"Texting with either a smartphone or Google Glass will cause distraction and should be avoided while driving," said lead researcher Ben Sawyer from the University of Central Florida.

"Google Glass did help drivers in our study recover more quickly than those texting on a smartphone. We hope that Glass points the way to technology that can help deliver information with minimal risk," he added.

The study is the first scientific look at using Google Glass to text while driving.

"As distractive influences threaten to become more common and numerous in drivers' lives, we find the limited benefits provided by Glass a hopeful sign of technological solutions to come," Sawyer noted.

Sawyer and his team set up the experiment with 40 young participants. They drove in a car simulator with either Glass or a smartphone and were forced to react to a vehicle coming up ahead  by slamming on the simulator's brakes.

Researchers compared text-messaging participants' reactions on each device. Those using Glass were no better at hitting their brakes in time, but after their close call returned to driving normally more quickly.

"While Glass-using drivers demonstrated some areas of improved performance in recovering from the brake event, the device did not improve their response to the event itself," Sawyer pointed out.

More importantly, messaging with either device negatively impacted driving performance.

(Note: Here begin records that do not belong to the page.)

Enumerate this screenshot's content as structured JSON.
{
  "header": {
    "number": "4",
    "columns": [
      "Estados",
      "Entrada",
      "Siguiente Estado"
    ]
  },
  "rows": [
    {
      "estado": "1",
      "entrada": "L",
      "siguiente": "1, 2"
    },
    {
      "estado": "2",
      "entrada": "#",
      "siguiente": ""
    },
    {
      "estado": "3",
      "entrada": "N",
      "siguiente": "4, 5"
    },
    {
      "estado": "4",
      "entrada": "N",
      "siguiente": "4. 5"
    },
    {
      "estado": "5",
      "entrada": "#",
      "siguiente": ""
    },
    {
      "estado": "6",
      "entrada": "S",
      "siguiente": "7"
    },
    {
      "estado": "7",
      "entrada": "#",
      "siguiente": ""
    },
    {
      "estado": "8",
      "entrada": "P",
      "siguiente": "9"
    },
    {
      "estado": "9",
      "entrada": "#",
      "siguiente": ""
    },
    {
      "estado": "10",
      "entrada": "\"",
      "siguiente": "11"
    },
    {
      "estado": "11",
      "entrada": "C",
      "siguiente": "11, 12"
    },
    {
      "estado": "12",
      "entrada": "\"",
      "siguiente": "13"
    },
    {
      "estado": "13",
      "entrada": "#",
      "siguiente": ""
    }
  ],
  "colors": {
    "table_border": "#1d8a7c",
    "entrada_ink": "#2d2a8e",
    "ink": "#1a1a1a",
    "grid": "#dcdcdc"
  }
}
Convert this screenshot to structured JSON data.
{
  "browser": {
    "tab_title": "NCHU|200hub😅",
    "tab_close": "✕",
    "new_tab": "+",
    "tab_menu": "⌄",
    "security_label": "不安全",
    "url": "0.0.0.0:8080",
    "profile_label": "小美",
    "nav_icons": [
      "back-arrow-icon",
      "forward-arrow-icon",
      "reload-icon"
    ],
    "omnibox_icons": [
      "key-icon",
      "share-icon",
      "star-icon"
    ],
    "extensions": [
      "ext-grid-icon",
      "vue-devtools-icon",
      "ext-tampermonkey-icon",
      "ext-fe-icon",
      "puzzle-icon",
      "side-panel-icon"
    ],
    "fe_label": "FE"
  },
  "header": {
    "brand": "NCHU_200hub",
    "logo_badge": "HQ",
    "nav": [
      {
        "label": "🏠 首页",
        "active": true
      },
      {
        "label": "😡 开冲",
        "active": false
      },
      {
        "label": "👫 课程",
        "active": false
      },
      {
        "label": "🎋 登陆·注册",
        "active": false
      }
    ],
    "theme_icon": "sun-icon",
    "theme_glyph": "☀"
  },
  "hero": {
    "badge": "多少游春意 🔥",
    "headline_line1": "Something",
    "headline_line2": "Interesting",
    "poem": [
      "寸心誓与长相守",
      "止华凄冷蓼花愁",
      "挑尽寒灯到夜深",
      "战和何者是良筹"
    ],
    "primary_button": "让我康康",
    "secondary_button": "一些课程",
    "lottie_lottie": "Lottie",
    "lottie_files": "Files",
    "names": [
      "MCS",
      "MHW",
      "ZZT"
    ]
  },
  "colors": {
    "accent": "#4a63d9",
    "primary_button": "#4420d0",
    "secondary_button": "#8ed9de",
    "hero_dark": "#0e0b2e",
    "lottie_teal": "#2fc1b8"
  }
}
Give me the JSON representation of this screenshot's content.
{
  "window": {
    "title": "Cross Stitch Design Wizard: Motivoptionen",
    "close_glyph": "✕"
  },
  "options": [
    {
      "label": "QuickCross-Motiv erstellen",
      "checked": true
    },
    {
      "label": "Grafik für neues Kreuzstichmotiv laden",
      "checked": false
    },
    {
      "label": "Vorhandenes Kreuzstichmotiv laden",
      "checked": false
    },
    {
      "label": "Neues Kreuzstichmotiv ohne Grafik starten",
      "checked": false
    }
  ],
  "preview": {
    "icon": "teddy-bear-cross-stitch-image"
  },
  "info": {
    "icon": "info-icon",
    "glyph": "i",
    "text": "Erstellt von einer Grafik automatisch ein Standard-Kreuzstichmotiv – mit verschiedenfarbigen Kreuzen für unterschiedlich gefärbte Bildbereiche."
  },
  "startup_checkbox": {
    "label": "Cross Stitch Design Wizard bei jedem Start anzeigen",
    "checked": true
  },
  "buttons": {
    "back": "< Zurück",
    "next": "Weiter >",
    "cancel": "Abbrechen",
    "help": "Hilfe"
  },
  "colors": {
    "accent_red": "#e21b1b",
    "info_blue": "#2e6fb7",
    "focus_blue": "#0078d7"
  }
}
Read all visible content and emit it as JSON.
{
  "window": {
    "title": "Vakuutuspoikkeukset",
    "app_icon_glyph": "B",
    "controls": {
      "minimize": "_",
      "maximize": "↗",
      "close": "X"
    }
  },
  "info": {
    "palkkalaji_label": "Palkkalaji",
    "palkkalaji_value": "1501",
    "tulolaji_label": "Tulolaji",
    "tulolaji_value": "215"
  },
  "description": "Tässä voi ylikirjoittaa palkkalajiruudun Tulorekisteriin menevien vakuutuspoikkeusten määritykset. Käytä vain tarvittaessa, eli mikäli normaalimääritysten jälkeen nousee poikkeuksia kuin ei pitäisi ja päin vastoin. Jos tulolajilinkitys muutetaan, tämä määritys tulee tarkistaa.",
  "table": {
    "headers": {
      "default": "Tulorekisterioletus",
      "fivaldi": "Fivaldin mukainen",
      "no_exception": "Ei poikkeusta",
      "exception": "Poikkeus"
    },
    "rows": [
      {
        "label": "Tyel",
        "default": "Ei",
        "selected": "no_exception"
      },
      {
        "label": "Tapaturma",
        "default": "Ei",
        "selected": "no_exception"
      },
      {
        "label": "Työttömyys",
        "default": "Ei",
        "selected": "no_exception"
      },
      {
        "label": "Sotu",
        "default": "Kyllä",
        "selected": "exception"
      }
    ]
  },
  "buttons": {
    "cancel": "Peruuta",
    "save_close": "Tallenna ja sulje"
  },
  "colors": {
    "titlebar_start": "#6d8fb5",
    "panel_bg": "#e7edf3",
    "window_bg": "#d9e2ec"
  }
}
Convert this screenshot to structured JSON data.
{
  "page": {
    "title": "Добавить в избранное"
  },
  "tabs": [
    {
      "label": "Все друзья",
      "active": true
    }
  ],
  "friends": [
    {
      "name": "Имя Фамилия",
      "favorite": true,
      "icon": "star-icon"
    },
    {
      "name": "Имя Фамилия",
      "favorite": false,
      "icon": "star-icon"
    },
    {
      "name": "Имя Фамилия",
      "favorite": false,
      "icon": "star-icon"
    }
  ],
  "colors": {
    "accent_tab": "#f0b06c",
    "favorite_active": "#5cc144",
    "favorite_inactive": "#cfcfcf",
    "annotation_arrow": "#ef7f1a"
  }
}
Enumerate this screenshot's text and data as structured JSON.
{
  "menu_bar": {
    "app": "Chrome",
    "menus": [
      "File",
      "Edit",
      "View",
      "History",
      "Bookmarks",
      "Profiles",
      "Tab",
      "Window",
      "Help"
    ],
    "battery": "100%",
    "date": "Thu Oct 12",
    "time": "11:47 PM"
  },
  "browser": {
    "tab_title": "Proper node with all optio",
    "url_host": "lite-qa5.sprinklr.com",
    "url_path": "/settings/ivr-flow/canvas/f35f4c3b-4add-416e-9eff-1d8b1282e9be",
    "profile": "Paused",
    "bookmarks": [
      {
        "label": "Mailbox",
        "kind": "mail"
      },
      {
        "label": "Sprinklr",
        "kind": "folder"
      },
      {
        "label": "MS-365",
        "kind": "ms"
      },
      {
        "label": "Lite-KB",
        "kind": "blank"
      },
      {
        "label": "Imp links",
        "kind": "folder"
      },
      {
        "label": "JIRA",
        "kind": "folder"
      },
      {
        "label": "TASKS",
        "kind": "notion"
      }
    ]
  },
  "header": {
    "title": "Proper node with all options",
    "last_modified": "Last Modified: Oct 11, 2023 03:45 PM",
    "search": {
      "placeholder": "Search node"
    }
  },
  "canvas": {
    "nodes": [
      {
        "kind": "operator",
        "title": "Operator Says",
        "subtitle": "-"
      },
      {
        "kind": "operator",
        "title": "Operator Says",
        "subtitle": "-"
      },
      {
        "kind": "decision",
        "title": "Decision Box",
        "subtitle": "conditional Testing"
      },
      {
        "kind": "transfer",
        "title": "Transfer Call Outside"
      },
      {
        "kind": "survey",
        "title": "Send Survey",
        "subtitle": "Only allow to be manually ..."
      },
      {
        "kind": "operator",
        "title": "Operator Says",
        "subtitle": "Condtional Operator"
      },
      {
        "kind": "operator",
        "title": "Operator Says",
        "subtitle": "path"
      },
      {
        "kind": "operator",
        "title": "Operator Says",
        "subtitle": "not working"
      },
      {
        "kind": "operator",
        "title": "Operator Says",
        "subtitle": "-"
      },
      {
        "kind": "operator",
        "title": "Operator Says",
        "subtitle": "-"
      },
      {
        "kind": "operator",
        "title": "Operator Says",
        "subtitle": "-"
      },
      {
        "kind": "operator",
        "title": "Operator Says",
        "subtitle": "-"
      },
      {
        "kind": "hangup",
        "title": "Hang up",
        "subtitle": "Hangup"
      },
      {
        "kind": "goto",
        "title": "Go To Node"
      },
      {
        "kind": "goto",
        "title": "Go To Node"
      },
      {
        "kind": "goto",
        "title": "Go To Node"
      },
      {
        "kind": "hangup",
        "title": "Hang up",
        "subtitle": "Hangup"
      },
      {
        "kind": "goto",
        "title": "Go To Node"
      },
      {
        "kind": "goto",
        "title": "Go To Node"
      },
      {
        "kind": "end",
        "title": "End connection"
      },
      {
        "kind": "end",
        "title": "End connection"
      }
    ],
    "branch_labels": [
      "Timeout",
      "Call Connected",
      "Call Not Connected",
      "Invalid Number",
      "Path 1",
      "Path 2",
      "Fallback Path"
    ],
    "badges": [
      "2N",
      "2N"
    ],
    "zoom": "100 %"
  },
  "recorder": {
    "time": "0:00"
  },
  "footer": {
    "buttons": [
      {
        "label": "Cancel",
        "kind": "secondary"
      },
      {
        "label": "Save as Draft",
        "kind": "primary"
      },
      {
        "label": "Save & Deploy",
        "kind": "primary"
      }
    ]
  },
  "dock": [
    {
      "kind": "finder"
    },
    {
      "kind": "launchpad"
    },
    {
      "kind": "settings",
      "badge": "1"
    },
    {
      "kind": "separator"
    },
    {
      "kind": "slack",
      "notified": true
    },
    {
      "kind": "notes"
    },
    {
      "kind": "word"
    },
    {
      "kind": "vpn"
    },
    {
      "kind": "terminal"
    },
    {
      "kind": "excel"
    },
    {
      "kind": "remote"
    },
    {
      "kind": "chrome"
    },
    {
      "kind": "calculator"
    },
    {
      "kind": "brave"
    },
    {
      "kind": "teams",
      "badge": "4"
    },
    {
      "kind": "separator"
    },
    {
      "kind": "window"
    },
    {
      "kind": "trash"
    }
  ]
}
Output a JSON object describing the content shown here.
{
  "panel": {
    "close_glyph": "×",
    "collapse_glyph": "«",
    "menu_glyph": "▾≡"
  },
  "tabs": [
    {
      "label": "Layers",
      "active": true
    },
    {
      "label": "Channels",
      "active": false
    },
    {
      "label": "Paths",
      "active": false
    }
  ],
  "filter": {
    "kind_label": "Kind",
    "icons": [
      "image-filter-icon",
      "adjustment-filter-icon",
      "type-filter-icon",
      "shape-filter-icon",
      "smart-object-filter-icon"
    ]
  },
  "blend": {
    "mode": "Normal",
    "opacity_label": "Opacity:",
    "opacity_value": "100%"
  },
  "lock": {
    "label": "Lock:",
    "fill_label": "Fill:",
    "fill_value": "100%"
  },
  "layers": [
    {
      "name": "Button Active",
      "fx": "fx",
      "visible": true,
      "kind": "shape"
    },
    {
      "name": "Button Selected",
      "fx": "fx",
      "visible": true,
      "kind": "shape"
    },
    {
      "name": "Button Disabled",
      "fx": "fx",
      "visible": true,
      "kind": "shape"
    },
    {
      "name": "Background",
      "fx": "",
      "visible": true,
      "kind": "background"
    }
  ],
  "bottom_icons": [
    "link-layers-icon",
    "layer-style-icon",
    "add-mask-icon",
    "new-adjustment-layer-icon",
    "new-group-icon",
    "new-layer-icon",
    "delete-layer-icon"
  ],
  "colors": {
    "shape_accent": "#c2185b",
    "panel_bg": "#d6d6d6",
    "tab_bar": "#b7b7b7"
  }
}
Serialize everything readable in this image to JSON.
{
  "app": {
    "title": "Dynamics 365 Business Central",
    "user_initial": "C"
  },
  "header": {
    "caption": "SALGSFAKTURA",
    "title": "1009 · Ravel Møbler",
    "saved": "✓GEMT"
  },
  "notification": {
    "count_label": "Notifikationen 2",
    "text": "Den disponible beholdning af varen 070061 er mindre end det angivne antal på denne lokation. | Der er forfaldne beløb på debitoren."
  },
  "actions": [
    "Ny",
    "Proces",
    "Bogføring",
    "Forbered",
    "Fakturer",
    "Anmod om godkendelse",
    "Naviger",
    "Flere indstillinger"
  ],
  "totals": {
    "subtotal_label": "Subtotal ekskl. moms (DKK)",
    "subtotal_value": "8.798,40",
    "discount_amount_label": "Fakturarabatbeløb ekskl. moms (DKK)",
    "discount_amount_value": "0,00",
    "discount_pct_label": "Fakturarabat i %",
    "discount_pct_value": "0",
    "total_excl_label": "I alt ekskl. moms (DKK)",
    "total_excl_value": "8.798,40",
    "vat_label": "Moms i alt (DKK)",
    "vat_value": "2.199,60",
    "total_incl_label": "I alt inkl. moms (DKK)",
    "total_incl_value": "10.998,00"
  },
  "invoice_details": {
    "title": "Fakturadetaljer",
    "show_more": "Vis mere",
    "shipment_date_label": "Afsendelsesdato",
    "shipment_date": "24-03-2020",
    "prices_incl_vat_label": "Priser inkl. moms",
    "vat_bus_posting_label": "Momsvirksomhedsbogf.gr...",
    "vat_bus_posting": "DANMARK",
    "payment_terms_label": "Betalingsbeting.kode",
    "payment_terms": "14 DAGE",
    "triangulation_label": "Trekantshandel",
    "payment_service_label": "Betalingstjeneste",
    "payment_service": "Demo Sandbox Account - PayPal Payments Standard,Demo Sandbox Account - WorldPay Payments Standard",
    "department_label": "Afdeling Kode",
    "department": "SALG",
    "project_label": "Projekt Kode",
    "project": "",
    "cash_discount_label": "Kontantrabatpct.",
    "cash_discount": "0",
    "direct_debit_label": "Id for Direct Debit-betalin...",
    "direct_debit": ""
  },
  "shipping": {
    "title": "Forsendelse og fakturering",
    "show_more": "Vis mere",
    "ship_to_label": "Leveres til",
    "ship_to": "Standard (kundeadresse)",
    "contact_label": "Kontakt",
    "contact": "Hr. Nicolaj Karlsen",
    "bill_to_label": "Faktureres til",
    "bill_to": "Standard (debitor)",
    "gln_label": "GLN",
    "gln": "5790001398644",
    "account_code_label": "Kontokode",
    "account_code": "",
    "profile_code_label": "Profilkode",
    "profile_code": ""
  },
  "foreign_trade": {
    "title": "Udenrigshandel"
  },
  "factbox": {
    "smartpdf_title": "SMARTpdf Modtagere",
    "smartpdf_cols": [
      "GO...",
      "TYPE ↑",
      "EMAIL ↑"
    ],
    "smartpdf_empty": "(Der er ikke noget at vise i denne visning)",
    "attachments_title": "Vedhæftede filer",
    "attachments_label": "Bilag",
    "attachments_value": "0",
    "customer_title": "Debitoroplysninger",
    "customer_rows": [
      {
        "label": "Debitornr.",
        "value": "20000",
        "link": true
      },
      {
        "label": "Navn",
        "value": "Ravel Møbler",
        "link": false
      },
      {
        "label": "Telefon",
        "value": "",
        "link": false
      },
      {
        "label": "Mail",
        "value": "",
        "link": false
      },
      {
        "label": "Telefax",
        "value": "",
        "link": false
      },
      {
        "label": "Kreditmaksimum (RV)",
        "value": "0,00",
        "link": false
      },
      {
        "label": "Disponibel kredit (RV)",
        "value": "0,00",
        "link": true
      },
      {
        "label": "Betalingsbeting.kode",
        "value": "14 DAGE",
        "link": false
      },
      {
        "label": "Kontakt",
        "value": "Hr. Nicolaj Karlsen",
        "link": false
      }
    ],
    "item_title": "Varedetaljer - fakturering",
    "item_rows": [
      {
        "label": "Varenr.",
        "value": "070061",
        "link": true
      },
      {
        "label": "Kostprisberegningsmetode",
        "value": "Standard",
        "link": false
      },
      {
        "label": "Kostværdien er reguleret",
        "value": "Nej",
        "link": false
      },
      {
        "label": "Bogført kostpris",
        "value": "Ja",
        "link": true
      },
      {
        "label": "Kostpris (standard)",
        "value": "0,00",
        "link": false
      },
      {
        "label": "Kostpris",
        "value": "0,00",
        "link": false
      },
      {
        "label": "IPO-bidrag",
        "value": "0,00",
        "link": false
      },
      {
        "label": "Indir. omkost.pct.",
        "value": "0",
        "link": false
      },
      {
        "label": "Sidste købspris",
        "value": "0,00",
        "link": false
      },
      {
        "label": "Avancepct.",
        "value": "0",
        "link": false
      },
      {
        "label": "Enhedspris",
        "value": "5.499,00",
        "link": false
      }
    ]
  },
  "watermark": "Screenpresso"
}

While Glass gives drivers the option of using head movements and voice commands to view and respond to text messages, thereby avoiding movements of the thumb, texting with the technology still causes distraction, the authors concluded.